Volume 473: debated on Wednesday 12 March 2008

To ask the Secretary of State for Work and Pensions what barriers to work for benefit claimants his Department has identified; and how his Department defines barriers to work. (190308)

The Department does not have an official definition of a barrier to work. In operational terms, barriers are often considered to be those factors which research shows are highly correlated with long durations on benefit.

Those with the biggest barriers to work include:

older workers,

lone parents,

people with disabilities, and

long-term jobseeker’s allowance claimants.

Other groups facing significant barriers include:



recovering drug users,

people with learning difficulties,

people of no fixed abode,

people on probation,

people leaving care, and

people in contact with secondary mental health services.

Former members of HM forces also often face considerable barriers to work. In many cases individuals will have more than one of these barriers influencing their ability to gain employment.

In addition, a key barrier to work is that many benefit claimants are not actually looking for work. An important part of the Government’s Welfare Reform policy is to incentivise and encourage claimants to actively return to the labour market.

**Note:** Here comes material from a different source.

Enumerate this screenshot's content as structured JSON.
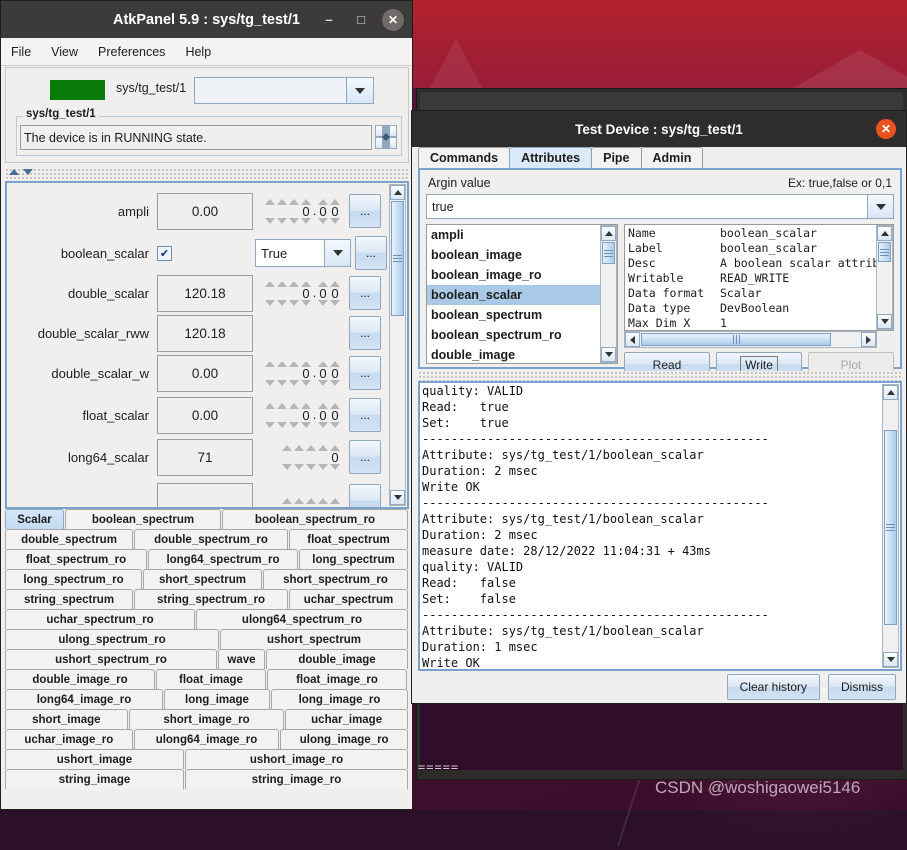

The December 2007 report “Ready for work, full employment in our generation” and the January 2008 report “Ready to work, skilled for work: unlocking Britain’s talent” set out our plans to address many of these barriers. Having previously focused on specific groups with lower employment rates, and having been largely successful in raising them, the Government are now increasingly moving to an individualised, flexible approach to ensure as many people as possible have the support they need to get into, and stay, in work.